■ **Your task**: The answer should be every line below, repeated exactly, with the images left out.

■ **Page and application data records**:
——

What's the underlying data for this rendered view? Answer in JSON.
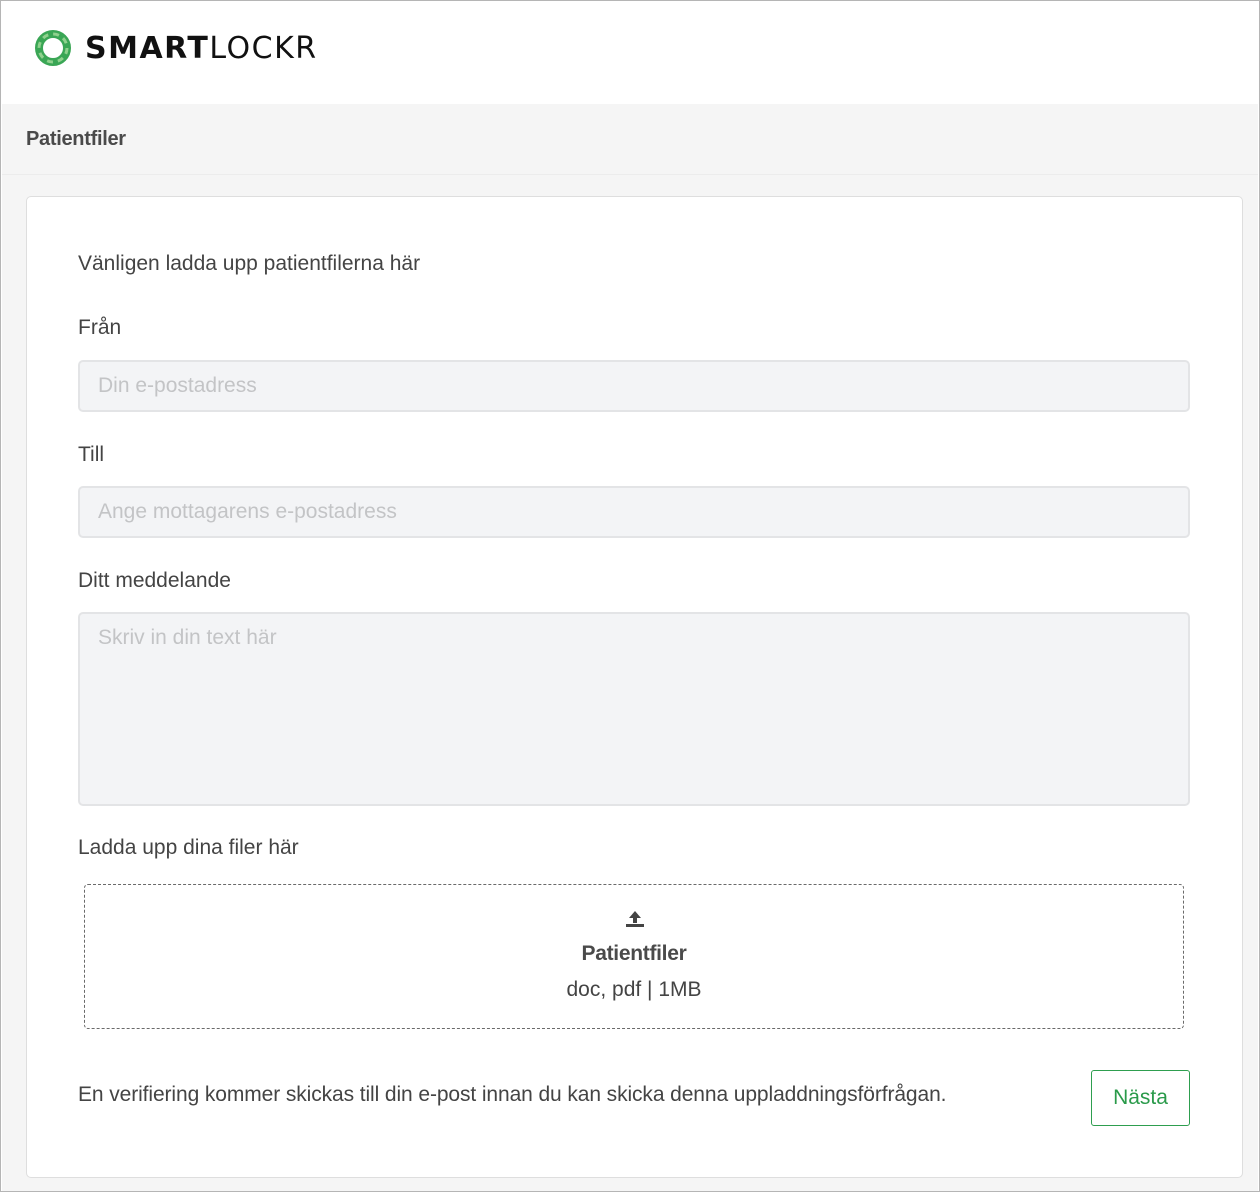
{
  "brand": {
    "name_bold": "SMART",
    "name_light": "LOCKR",
    "icon": "smartlockr-logo-icon",
    "accent_color": "#2a9a4a"
  },
  "header": {
    "title": "Patientfiler"
  },
  "form": {
    "intro": "Vänligen ladda upp patientfilerna här",
    "from": {
      "label": "Från",
      "value": "",
      "placeholder": "Din e-postadress"
    },
    "to": {
      "label": "Till",
      "value": "",
      "placeholder": "Ange mottagarens e-postadress"
    },
    "message": {
      "label": "Ditt meddelande",
      "value": "",
      "placeholder": "Skriv in din text här"
    },
    "upload": {
      "label": "Ladda upp dina filer här",
      "icon": "upload-icon",
      "title": "Patientfiler",
      "constraints": "doc, pdf | 1MB"
    },
    "footnote": "En verifiering kommer skickas till din e-post innan du kan skicka denna uppladdningsförfrågan.",
    "next_label": "Nästa"
  }
}
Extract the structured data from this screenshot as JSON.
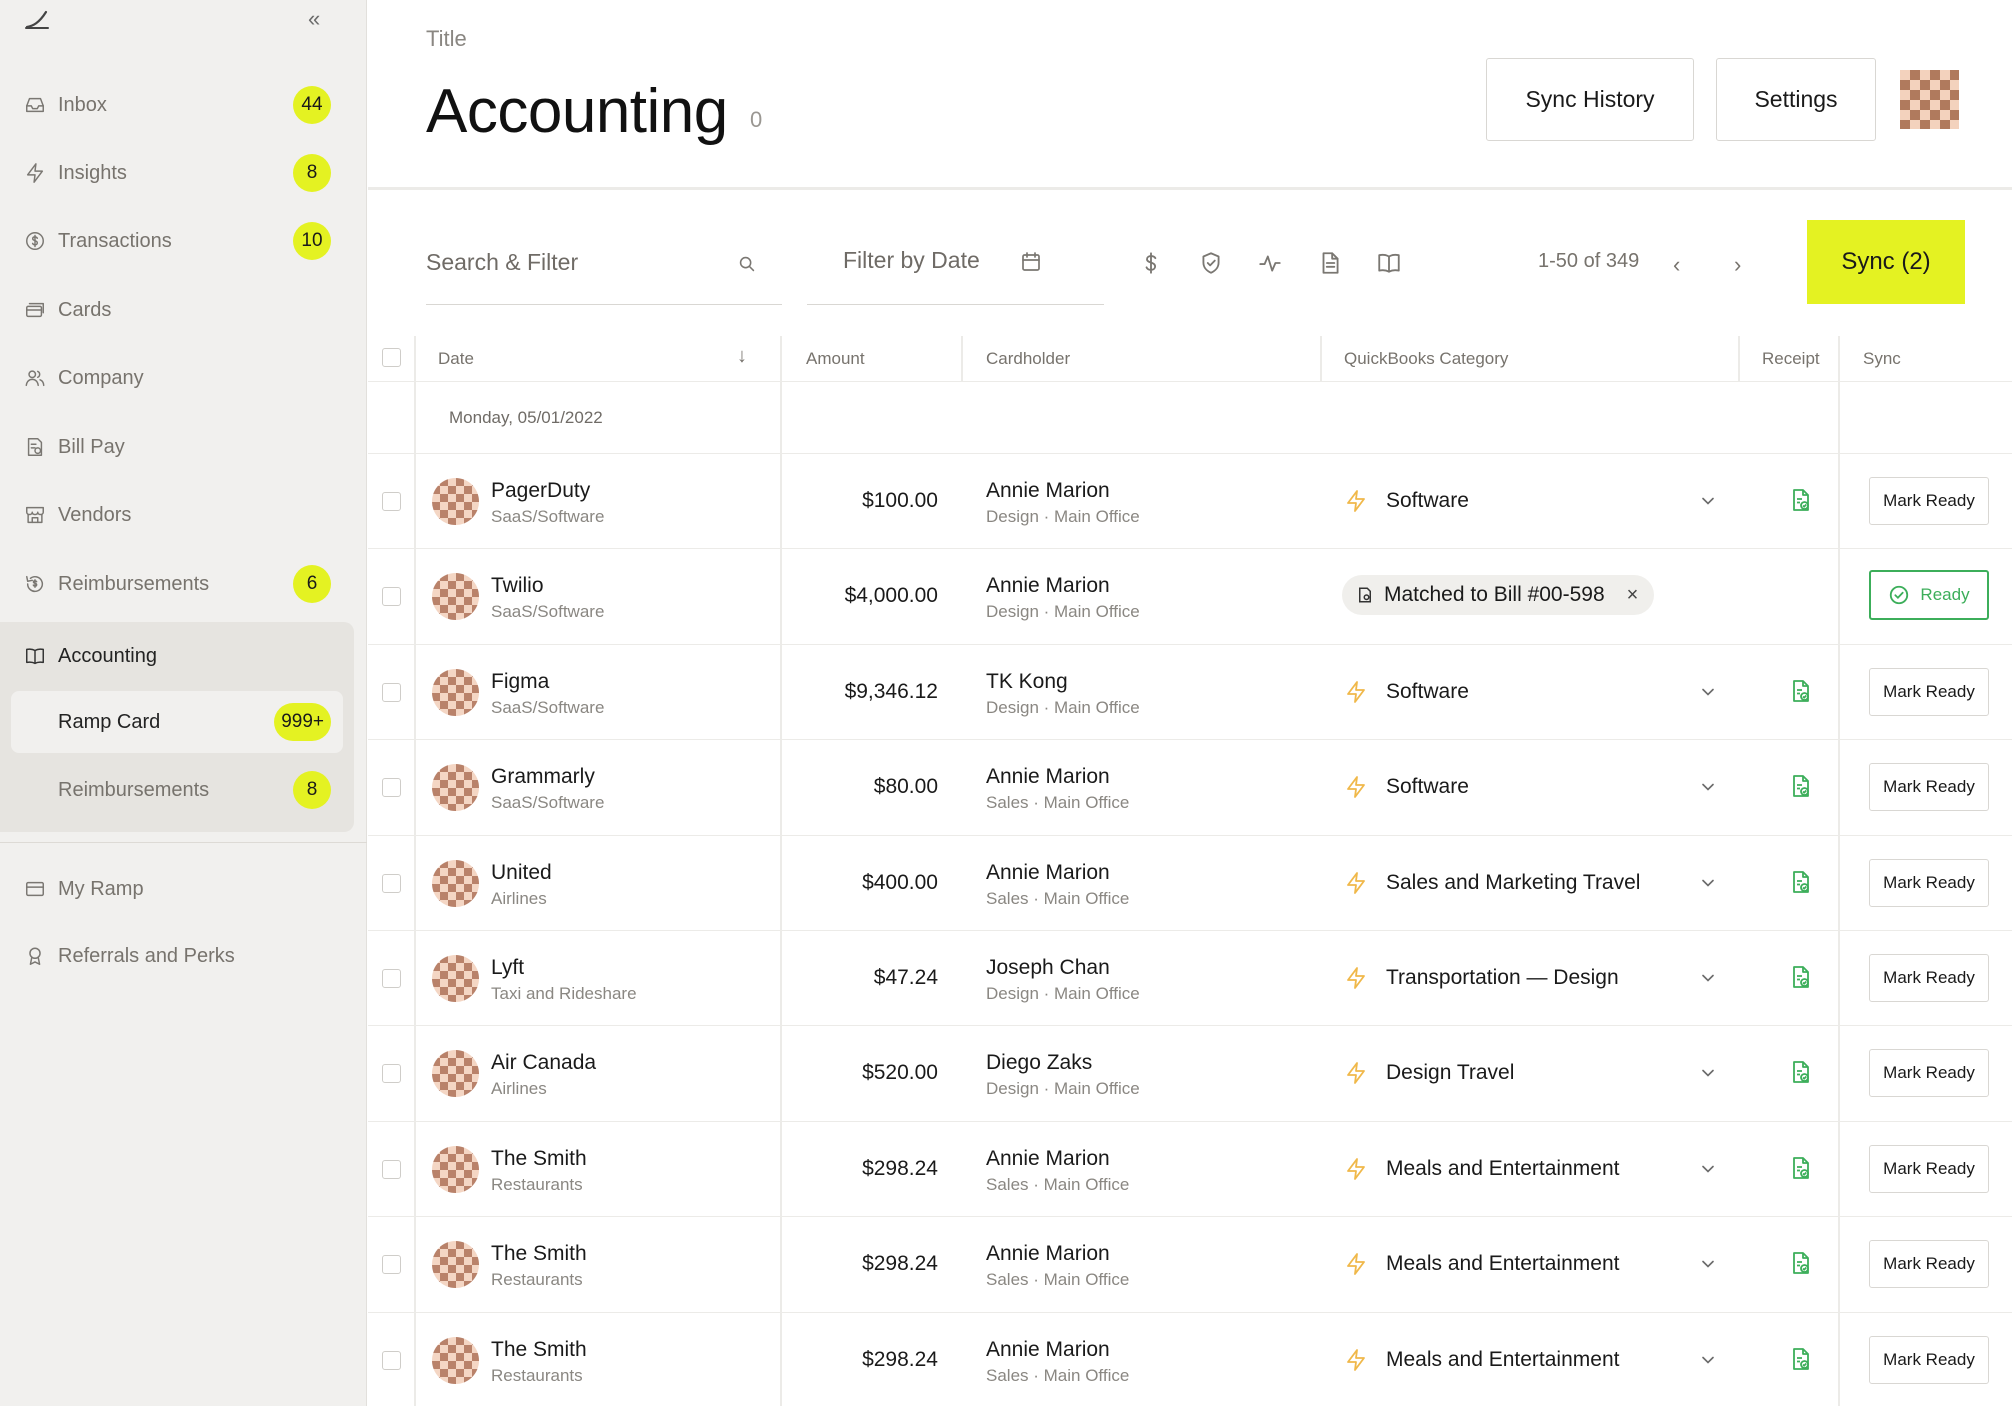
{
  "sidebar": {
    "items": [
      {
        "label": "Inbox",
        "badge": "44",
        "icon": "inbox-icon"
      },
      {
        "label": "Insights",
        "badge": "8",
        "icon": "lightning-icon"
      },
      {
        "label": "Transactions",
        "badge": "10",
        "icon": "dollar-circle-icon"
      },
      {
        "label": "Cards",
        "badge": "",
        "icon": "cards-icon"
      },
      {
        "label": "Company",
        "badge": "",
        "icon": "users-icon"
      },
      {
        "label": "Bill Pay",
        "badge": "",
        "icon": "bill-icon"
      },
      {
        "label": "Vendors",
        "badge": "",
        "icon": "store-icon"
      },
      {
        "label": "Reimbursements",
        "badge": "6",
        "icon": "refund-icon"
      }
    ],
    "accounting": {
      "label": "Accounting",
      "sub": [
        {
          "label": "Ramp Card",
          "badge": "999+"
        },
        {
          "label": "Reimbursements",
          "badge": "8"
        }
      ]
    },
    "bottom": [
      {
        "label": "My Ramp",
        "icon": "card-icon"
      },
      {
        "label": "Referrals and Perks",
        "icon": "award-icon"
      }
    ]
  },
  "header": {
    "kicker": "Title",
    "title": "Accounting",
    "count": "0",
    "sync_history": "Sync History",
    "settings": "Settings"
  },
  "toolbar": {
    "search_placeholder": "Search & Filter",
    "date_placeholder": "Filter by Date",
    "pager": "1-50 of 349",
    "sync_label": "Sync (2)"
  },
  "table": {
    "columns": {
      "date": "Date",
      "amount": "Amount",
      "cardholder": "Cardholder",
      "category": "QuickBooks Category",
      "receipt": "Receipt",
      "sync": "Sync"
    },
    "group_date": "Monday, 05/01/2022",
    "mark_ready": "Mark Ready",
    "ready": "Ready",
    "rows": [
      {
        "merchant": "PagerDuty",
        "mcat": "SaaS/Software",
        "amount": "$100.00",
        "holder": "Annie Marion",
        "dept": "Design · Main Office",
        "category": "Software",
        "status": "mark"
      },
      {
        "merchant": "Twilio",
        "mcat": "SaaS/Software",
        "amount": "$4,000.00",
        "holder": "Annie Marion",
        "dept": "Design · Main Office",
        "category": "Matched to Bill #00-598",
        "status": "ready"
      },
      {
        "merchant": "Figma",
        "mcat": "SaaS/Software",
        "amount": "$9,346.12",
        "holder": "TK Kong",
        "dept": "Design · Main Office",
        "category": "Software",
        "status": "mark"
      },
      {
        "merchant": "Grammarly",
        "mcat": "SaaS/Software",
        "amount": "$80.00",
        "holder": "Annie Marion",
        "dept": "Sales · Main Office",
        "category": "Software",
        "status": "mark"
      },
      {
        "merchant": "United",
        "mcat": "Airlines",
        "amount": "$400.00",
        "holder": "Annie Marion",
        "dept": "Sales · Main Office",
        "category": "Sales and Marketing Travel",
        "status": "mark"
      },
      {
        "merchant": "Lyft",
        "mcat": "Taxi and Rideshare",
        "amount": "$47.24",
        "holder": "Joseph Chan",
        "dept": "Design · Main Office",
        "category": "Transportation — Design",
        "status": "mark"
      },
      {
        "merchant": "Air Canada",
        "mcat": "Airlines",
        "amount": "$520.00",
        "holder": "Diego Zaks",
        "dept": "Design · Main Office",
        "category": "Design Travel",
        "status": "mark"
      },
      {
        "merchant": "The Smith",
        "mcat": "Restaurants",
        "amount": "$298.24",
        "holder": "Annie Marion",
        "dept": "Sales · Main Office",
        "category": "Meals and Entertainment",
        "status": "mark"
      },
      {
        "merchant": "The Smith",
        "mcat": "Restaurants",
        "amount": "$298.24",
        "holder": "Annie Marion",
        "dept": "Sales · Main Office",
        "category": "Meals and Entertainment",
        "status": "mark"
      },
      {
        "merchant": "The Smith",
        "mcat": "Restaurants",
        "amount": "$298.24",
        "holder": "Annie Marion",
        "dept": "Sales · Main Office",
        "category": "Meals and Entertainment",
        "status": "mark"
      }
    ]
  },
  "colors": {
    "accent": "#e4f222",
    "ready_green": "#3cae5a",
    "sidebar_bg": "#f1f0ee"
  }
}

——

■ **Response**:
What's the underlying data for this rendered view? Answer in JSON.
{
  "brand": {
    "name_bold": "SMART",
    "name_light": "LOCKR",
    "icon": "smartlockr-logo-icon",
    "accent_color": "#2a9a4a"
  },
  "header": {
    "title": "Patientfiler"
  },
  "form": {
    "intro": "Vänligen ladda upp patientfilerna här",
    "from": {
      "label": "Från",
      "value": "",
      "placeholder": "Din e-postadress"
    },
    "to": {
      "label": "Till",
      "value": "",
      "placeholder": "Ange mottagarens e-postadress"
    },
    "message": {
      "label": "Ditt meddelande",
      "value": "",
      "placeholder": "Skriv in din text här"
    },
    "upload": {
      "label": "Ladda upp dina filer här",
      "icon": "upload-icon",
      "title": "Patientfiler",
      "constraints": "doc, pdf | 1MB"
    },
    "footnote": "En verifiering kommer skickas till din e-post innan du kan skicka denna uppladdningsförfrågan.",
    "next_label": "Nästa"
  }
}
Extract the structured data from this screenshot as JSON.
{
  "sidebar": {
    "items": [
      {
        "label": "Inbox",
        "badge": "44",
        "icon": "inbox-icon"
      },
      {
        "label": "Insights",
        "badge": "8",
        "icon": "lightning-icon"
      },
      {
        "label": "Transactions",
        "badge": "10",
        "icon": "dollar-circle-icon"
      },
      {
        "label": "Cards",
        "badge": "",
        "icon": "cards-icon"
      },
      {
        "label": "Company",
        "badge": "",
        "icon": "users-icon"
      },
      {
        "label": "Bill Pay",
        "badge": "",
        "icon": "bill-icon"
      },
      {
        "label": "Vendors",
        "badge": "",
        "icon": "store-icon"
      },
      {
        "label": "Reimbursements",
        "badge": "6",
        "icon": "refund-icon"
      }
    ],
    "accounting": {
      "label": "Accounting",
      "sub": [
        {
          "label": "Ramp Card",
          "badge": "999+"
        },
        {
          "label": "Reimbursements",
          "badge": "8"
        }
      ]
    },
    "bottom": [
      {
        "label": "My Ramp",
        "icon": "card-icon"
      },
      {
        "label": "Referrals and Perks",
        "icon": "award-icon"
      }
    ]
  },
  "header": {
    "kicker": "Title",
    "title": "Accounting",
    "count": "0",
    "sync_history": "Sync History",
    "settings": "Settings"
  },
  "toolbar": {
    "search_placeholder": "Search & Filter",
    "date_placeholder": "Filter by Date",
    "pager": "1-50 of 349",
    "sync_label": "Sync (2)"
  },
  "table": {
    "columns": {
      "date": "Date",
      "amount": "Amount",
      "cardholder": "Cardholder",
      "category": "QuickBooks Category",
      "receipt": "Receipt",
      "sync": "Sync"
    },
    "group_date": "Monday, 05/01/2022",
    "mark_ready": "Mark Ready",
    "ready": "Ready",
    "rows": [
      {
        "merchant": "PagerDuty",
        "mcat": "SaaS/Software",
        "amount": "$100.00",
        "holder": "Annie Marion",
        "dept": "Design · Main Office",
        "category": "Software",
        "status": "mark"
      },
      {
        "merchant": "Twilio",
        "mcat": "SaaS/Software",
        "amount": "$4,000.00",
        "holder": "Annie Marion",
        "dept": "Design · Main Office",
        "category": "Matched to Bill #00-598",
        "status": "ready"
      },
      {
        "merchant": "Figma",
        "mcat": "SaaS/Software",
        "amount": "$9,346.12",
        "holder": "TK Kong",
        "dept": "Design · Main Office",
        "category": "Software",
        "status": "mark"
      },
      {
        "merchant": "Grammarly",
        "mcat": "SaaS/Software",
        "amount": "$80.00",
        "holder": "Annie Marion",
        "dept": "Sales · Main Office",
        "category": "Software",
        "status": "mark"
      },
      {
        "merchant": "United",
        "mcat": "Airlines",
        "amount": "$400.00",
        "holder": "Annie Marion",
        "dept": "Sales · Main Office",
        "category": "Sales and Marketing Travel",
        "status": "mark"
      },
      {
        "merchant": "Lyft",
        "mcat": "Taxi and Rideshare",
        "amount": "$47.24",
        "holder": "Joseph Chan",
        "dept": "Design · Main Office",
        "category": "Transportation — Design",
        "status": "mark"
      },
      {
        "merchant": "Air Canada",
        "mcat": "Airlines",
        "amount": "$520.00",
        "holder": "Diego Zaks",
        "dept": "Design · Main Office",
        "category": "Design Travel",
        "status": "mark"
      },
      {
        "merchant": "The Smith",
        "mcat": "Restaurants",
        "amount": "$298.24",
        "holder": "Annie Marion",
        "dept": "Sales · Main Office",
        "category": "Meals and Entertainment",
        "status": "mark"
      },
      {
        "merchant": "The Smith",
        "mcat": "Restaurants",
        "amount": "$298.24",
        "holder": "Annie Marion",
        "dept": "Sales · Main Office",
        "category": "Meals and Entertainment",
        "status": "mark"
      },
      {
        "merchant": "The Smith",
        "mcat": "Restaurants",
        "amount": "$298.24",
        "holder": "Annie Marion",
        "dept": "Sales · Main Office",
        "category": "Meals and Entertainment",
        "status": "mark"
      }
    ]
  },
  "colors": {
    "accent": "#e4f222",
    "ready_green": "#3cae5a",
    "sidebar_bg": "#f1f0ee"
  }
}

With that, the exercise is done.